Google Drive

Drive is a great and free alternative to Microsoft Office, and I love being able to access documents on my phone. Also, when it comes to group projects, I tend to suggest Drive to my group for the collaboration features. I am really quite surprised at how many people still carry their files on a USB drive, so if you're on of those people I think you should give Drive or other online office services a try.

Go to Google Drive

Timetable

Timetable is an Android app that manages your class schedule, tasks, and quizzes/exams. What makes this different from a typical notes or calendar app is that you have all your class-related stuff in one place and it can do things such as silencing your phone when you're in class. I normally have the schedule and tasks widgets on one of my home screens for quick access and it keeps me on-task for when assignments are due.

Go to Timetable

Google Keep

When it's overkill to use Drive for a simple note, or Timetable when it isn't an assignment, I use Keep. It's a really bare note-taking app that is basically a digital equivalent to Post-it notes. I like how it syncs up with my Google account, has the basic yet necessary features, and it recently added the ability to share notes with other people (e.g. shopping lists) which I use with my family.

Go to Google Keep

Trackthisforme

If you're trying to improve your lifestyle or work ethic, a great motivator is when you keep track of those things. Trackthisforme is a cool service that I use to keep track of exercise (e.g. number of pushups), sleeping hours, or homework hours.

Go to Trackthisforme

Pocket Casts

A good way to stay up to date on what's in your major (in my case, the latest frameworks or web technologies) is to listen to podcasts. There's podcasts on just about anything, and is a great way to pass time while at work or typing up assignments. Pocket Casts is my podcast player of choice. While it's paid, I think the interface and syncing feature is totally worth it. I'll probably write a post soon on which tech podcasts I listen to.

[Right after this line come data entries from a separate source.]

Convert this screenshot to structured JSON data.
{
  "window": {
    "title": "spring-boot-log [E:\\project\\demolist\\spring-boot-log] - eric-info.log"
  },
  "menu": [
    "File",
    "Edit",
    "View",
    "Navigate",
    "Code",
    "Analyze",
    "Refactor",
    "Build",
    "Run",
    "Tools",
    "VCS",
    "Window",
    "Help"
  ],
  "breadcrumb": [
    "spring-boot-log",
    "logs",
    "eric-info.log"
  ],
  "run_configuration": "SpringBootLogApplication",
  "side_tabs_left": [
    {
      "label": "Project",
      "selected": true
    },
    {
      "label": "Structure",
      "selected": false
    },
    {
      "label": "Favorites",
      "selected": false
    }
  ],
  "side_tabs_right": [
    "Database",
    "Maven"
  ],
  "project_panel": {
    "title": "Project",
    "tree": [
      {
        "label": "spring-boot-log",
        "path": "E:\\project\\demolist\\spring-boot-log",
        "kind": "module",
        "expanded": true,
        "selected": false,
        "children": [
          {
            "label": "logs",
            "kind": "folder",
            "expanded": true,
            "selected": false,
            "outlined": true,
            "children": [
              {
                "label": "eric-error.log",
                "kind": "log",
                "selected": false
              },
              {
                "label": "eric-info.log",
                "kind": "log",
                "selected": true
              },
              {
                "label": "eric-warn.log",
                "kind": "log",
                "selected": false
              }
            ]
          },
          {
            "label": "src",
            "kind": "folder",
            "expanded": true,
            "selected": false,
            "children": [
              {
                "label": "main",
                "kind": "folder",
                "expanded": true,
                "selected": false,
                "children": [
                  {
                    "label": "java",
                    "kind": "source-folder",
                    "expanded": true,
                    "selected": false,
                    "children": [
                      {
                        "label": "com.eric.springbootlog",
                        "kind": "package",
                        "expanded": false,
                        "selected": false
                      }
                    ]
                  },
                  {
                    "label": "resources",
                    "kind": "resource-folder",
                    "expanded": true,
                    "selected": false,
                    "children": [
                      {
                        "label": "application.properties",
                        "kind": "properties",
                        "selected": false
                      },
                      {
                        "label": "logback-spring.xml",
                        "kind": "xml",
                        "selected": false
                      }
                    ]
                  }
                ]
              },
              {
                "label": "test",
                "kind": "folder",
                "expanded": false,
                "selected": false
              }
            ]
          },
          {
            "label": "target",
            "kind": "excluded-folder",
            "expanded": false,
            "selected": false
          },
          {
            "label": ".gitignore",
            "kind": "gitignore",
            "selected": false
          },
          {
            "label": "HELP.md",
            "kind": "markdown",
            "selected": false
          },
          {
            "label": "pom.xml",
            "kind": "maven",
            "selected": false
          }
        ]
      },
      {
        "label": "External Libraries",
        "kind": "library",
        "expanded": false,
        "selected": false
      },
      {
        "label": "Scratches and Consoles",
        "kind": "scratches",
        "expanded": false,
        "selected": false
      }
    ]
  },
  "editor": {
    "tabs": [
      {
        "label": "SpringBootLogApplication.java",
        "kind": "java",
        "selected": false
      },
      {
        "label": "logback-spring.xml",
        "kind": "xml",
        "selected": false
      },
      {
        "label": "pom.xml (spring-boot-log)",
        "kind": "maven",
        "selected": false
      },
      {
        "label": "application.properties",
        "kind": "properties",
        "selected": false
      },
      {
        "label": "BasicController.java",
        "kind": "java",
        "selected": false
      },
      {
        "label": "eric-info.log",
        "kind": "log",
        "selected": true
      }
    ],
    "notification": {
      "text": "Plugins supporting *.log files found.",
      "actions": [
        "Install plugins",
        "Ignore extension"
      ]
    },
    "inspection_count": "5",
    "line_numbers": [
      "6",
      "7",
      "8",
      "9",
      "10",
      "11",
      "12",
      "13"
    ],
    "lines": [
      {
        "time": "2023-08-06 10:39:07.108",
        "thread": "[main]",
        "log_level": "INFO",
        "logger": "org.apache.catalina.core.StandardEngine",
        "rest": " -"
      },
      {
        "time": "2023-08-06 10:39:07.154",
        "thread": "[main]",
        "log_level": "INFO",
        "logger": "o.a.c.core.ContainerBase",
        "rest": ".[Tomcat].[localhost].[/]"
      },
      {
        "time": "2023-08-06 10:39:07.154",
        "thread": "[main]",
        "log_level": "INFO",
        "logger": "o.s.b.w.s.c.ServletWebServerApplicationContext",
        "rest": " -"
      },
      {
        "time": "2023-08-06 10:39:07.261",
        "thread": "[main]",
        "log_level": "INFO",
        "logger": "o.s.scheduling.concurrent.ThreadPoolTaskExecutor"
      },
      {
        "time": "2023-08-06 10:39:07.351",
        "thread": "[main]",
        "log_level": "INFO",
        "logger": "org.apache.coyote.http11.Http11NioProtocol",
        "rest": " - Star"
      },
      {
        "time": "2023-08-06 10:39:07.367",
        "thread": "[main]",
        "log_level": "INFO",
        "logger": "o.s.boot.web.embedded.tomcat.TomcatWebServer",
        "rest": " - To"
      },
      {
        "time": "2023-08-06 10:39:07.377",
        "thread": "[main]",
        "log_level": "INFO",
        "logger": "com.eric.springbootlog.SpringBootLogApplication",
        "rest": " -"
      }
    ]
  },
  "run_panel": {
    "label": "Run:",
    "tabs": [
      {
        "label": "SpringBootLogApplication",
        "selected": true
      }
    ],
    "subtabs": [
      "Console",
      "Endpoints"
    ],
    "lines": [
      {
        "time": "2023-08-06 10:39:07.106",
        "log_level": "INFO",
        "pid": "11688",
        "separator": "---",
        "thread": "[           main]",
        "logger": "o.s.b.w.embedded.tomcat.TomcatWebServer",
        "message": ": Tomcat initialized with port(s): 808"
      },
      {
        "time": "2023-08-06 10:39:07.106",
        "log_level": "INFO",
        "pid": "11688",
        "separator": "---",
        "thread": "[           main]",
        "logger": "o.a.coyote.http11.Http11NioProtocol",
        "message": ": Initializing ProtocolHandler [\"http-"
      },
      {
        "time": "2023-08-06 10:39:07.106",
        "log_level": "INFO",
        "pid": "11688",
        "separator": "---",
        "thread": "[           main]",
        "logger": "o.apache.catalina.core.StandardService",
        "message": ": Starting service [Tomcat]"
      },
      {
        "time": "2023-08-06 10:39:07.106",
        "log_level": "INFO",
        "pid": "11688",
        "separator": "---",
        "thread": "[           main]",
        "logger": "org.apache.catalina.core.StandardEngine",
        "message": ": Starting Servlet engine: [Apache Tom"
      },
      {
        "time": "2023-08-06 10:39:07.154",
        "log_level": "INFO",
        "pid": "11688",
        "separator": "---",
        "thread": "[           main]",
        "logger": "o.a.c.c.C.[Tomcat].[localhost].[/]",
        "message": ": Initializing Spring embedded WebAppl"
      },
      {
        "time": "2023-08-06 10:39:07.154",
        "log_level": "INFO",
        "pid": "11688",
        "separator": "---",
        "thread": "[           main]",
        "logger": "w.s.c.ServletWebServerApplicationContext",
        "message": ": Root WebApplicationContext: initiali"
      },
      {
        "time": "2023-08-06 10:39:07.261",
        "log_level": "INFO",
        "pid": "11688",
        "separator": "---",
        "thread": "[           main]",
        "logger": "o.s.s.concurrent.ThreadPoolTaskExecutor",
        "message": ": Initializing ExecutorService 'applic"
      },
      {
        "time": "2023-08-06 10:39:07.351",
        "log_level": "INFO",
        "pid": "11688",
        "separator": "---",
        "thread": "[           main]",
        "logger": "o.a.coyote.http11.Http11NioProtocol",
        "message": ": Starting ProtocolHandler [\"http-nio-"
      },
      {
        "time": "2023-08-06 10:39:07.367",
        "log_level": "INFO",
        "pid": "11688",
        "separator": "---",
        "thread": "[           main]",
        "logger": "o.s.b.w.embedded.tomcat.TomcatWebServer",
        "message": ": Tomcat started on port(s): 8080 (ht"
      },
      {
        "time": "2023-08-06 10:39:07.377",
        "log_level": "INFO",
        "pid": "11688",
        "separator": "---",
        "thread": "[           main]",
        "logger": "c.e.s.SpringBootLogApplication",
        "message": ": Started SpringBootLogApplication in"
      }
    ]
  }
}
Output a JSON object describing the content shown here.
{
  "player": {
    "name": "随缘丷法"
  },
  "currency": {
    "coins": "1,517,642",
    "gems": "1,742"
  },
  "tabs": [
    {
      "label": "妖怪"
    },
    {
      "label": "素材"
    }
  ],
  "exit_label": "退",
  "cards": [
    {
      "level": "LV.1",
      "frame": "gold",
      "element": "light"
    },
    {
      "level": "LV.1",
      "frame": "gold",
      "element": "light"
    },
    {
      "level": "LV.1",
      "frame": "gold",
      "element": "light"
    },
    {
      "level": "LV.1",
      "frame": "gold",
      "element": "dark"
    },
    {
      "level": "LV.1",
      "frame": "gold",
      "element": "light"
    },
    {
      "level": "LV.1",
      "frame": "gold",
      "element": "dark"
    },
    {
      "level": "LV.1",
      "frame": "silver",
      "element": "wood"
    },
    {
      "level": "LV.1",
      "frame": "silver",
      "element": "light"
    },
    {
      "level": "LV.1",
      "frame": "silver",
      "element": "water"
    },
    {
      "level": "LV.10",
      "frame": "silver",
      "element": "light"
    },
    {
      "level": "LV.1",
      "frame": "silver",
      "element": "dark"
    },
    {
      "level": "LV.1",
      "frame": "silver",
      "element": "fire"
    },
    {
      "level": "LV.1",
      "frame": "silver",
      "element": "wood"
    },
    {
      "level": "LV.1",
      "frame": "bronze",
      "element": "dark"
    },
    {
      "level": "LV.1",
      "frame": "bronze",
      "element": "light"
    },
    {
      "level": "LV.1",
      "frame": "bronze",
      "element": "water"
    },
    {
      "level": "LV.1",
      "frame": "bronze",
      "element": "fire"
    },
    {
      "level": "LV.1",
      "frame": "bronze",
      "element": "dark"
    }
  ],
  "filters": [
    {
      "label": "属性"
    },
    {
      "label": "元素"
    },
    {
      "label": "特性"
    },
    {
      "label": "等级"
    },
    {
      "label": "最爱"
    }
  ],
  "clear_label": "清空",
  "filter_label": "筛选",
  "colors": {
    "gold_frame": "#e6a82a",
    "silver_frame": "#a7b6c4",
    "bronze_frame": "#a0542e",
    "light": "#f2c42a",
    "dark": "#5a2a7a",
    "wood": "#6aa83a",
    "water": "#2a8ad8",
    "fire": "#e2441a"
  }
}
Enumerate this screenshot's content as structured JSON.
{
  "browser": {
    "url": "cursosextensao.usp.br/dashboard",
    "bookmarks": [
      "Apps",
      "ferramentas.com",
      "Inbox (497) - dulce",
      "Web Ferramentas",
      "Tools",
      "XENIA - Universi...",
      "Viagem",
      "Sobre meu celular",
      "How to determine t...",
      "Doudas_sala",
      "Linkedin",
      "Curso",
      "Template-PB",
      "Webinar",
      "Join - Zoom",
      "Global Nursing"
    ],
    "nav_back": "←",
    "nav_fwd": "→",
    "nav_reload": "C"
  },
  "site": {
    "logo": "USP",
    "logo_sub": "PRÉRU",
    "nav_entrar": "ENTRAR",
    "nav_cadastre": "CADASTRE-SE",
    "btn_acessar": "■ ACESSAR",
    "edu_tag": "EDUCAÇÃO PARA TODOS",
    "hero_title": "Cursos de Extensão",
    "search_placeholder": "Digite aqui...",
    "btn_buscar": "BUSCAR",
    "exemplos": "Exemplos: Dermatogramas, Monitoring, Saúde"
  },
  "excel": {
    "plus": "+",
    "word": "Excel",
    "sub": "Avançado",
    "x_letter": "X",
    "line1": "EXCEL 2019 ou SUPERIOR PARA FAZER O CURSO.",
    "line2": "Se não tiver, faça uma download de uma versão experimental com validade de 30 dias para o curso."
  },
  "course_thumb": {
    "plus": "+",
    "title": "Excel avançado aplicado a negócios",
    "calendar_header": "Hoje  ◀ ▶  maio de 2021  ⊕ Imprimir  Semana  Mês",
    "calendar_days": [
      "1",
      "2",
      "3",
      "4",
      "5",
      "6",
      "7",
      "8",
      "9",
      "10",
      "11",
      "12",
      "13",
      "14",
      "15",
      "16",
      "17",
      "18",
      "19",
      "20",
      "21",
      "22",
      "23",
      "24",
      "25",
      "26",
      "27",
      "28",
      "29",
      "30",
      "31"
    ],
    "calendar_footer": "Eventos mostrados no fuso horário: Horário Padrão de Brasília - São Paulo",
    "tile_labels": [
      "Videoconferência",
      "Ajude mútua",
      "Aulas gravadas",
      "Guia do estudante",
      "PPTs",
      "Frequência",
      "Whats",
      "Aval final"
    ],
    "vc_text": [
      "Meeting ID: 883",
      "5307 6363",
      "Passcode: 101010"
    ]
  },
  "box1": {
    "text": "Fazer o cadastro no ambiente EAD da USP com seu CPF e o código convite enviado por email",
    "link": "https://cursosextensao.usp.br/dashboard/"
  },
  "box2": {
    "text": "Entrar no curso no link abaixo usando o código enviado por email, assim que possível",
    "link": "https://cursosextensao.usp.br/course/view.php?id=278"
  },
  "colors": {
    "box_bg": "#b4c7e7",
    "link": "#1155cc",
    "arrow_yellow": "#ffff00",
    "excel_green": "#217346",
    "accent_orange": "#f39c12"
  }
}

Go to Pocket Casts (web version) Go to Pocket Casts (mobile apps)

StudyRoom

StudyRoom is basically a social network for college students. You pick your college and courses, and then you can see what other students are sharing about that course. It's a great way of finding out what you've missed in a class, or for creating a study group. This is especially useful for when you're not taking a class together with a friend.

Go to StudyRoom

Amazon Prime

Odds are, you're going to college to get a good job and make a lot of money. Which means you don't have a lot of money now. That's where I highly recommend Prime if you order a lot of stuff from Amazon. Whether it's education related or not, those shipping fees will add up. What's nice with Prime is that you get a student discount, access to other services (Instant Video or Music), and free 2-day shipping. I'm really spoiled with that 2-day shipping now, but I don't regret it.

Go to Amazon Prime

That's it. I wanted to keep this list relatively short but if you have any other recommendations please feel free to share them.